= Beginning of Section =
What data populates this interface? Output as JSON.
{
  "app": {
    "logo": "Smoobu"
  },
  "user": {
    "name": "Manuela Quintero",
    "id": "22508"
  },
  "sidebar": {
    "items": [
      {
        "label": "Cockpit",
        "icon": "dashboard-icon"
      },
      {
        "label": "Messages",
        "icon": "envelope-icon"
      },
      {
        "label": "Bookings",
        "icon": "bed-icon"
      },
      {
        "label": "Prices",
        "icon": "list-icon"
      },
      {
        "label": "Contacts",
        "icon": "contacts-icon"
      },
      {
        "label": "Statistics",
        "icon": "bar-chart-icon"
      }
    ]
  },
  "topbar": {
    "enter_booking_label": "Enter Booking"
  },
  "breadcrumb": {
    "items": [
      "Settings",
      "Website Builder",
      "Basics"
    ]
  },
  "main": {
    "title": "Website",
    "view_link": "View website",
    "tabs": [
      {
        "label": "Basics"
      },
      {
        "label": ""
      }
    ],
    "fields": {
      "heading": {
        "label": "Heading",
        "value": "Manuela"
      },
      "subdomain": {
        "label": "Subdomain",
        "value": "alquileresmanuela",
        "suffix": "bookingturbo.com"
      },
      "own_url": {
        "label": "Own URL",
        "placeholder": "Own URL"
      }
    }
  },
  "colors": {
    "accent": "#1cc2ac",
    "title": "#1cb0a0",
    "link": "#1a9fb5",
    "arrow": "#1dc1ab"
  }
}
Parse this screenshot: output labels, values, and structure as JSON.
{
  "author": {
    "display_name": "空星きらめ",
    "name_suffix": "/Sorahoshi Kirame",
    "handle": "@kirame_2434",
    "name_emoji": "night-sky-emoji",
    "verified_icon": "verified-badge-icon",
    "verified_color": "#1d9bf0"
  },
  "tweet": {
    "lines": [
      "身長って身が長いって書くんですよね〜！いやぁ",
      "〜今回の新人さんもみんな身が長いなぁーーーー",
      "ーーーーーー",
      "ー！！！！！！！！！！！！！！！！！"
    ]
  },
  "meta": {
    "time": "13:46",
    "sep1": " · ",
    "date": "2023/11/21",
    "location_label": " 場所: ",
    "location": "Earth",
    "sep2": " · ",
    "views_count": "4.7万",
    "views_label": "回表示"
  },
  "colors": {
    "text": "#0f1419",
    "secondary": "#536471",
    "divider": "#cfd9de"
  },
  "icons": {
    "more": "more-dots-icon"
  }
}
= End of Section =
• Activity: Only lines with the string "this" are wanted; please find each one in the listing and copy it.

• Task response:
What data populates this interface? Output as JSON.
Parse this screenshot: output labels, values, and structure as JSON.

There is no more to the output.